As it turns out, it’s neither of them. The Mets announced on Saturday night that both Baty and Vientos were optioned to Triple-A Syracuse to start the 2023 campaign.
This isn’t a huge shock. After all, we haven’t seen either in the starting lineup much since players returned from the World Baseball Classic. Plus, having vets like Eduardo Escobar, Tommy Pham, and potentially Darin Ruf start the year in their expected roles allows New York to put off making a tough decision.
That said, the leash for each of these players better be short. Especially if they’re not performing and Baty and/or Vientos are in the minors. So, why did general manager Billy Eppler and Co. make this decision? Eppler spoke with the media on Saturday night. He talked about Baty getting more defensive work at third base but also tried to compare his situation to other star third basemen currently in the big leagues.
The names will sound familiar, too. Guys like Nolan Arenado, Rafael Devers, and Austin Riley:
"While he had a great camp, we're really excited about his future, there's just some more development markers left for him to reach"
Billy Eppler explains the decision to send Brett Baty to triple-A Syracuse: pic.twitter.com/6mxs3hQG7l
— SNY (@SNYtv) March 26, 2023
Look, I get it. But this sounds like bologna. Entering this year, Baty has played just over 230 games in the minor leagues. Outside of 11 games in the big leagues last year, only six have been above the Double-A level.

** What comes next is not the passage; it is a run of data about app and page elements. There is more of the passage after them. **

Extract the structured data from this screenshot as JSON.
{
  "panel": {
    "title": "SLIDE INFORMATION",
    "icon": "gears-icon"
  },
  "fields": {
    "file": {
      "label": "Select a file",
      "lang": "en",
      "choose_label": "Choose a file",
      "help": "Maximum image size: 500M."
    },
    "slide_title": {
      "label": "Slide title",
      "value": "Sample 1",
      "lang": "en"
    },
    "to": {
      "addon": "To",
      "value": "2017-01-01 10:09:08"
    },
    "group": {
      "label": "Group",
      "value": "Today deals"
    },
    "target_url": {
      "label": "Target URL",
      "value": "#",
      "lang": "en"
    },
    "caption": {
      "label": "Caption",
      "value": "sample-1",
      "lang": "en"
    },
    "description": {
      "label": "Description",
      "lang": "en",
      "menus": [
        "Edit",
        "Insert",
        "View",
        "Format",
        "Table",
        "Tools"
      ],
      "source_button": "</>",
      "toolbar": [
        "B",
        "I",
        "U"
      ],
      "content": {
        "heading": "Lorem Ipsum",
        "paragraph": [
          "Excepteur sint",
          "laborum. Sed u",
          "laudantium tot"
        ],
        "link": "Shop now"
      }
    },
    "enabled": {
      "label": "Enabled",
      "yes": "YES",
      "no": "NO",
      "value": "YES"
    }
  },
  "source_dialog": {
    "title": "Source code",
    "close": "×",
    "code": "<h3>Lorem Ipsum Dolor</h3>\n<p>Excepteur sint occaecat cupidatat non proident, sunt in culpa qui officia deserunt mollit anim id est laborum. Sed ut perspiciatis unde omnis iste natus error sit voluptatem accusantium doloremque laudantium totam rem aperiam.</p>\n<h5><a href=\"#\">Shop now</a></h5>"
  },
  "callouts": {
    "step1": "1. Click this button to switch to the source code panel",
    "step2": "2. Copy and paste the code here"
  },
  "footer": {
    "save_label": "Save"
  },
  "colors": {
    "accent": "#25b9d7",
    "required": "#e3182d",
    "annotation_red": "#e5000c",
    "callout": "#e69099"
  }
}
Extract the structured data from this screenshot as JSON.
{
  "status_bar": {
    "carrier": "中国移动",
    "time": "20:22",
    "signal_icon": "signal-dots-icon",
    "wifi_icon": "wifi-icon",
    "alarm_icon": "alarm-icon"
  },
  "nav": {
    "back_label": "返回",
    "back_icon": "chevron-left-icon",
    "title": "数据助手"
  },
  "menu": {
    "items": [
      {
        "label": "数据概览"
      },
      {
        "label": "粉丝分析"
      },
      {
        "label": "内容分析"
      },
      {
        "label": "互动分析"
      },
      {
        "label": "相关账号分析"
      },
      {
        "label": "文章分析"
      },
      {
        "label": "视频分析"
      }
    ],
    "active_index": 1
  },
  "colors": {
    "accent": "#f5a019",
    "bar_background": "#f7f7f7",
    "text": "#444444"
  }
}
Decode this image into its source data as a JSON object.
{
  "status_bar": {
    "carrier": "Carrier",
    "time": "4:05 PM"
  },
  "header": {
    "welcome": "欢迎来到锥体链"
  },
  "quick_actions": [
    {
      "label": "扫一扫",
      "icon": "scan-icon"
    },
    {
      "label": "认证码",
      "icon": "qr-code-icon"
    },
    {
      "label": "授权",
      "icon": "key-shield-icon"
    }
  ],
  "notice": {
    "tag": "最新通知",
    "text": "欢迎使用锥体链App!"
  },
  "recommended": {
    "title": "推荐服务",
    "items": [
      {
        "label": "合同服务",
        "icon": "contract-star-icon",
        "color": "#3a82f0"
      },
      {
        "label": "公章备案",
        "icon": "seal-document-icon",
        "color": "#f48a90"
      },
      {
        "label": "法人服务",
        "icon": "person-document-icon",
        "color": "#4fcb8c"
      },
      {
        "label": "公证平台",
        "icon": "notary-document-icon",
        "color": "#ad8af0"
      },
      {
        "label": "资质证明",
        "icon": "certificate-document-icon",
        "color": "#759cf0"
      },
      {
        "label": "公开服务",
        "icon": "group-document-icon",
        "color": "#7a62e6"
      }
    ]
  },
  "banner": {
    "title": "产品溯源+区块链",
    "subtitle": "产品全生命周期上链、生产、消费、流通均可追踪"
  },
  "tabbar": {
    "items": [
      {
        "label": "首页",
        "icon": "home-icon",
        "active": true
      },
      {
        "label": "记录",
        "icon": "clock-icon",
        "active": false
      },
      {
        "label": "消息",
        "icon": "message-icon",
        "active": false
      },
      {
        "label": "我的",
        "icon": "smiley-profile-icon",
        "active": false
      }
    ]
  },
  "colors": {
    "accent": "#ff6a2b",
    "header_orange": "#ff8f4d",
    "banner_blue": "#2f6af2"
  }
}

Could he benefit from more time in Triple-A? Well, sure he could. But it’s not like getting more time down there will better guarantee long-term success. Everyone is different, and there’s no magic number that says a player should be ready. I suppose it’s a good barometer to have in mind. It also shows how much they hope Baty will be the answer at third base for the long haul in New York.
However, there’s no doubt as to who had the better camp between him and Eduardo Escobar. He even knows his days as the starting third baseman are numbered. And unlike Omar Narvaez and Tomas Nido, he’ll probably have to do some looking over his shoulder this year.
Eppler’s answer was predictable. What else was he going to say? When it’s all said and done, it’s probably the best thing for Baty’s long-term development. But still, that doesn’t mean it’s not bologna.
Matt Musico can be reached at [email protected] and you can follow him on Twitter: @mmusico8.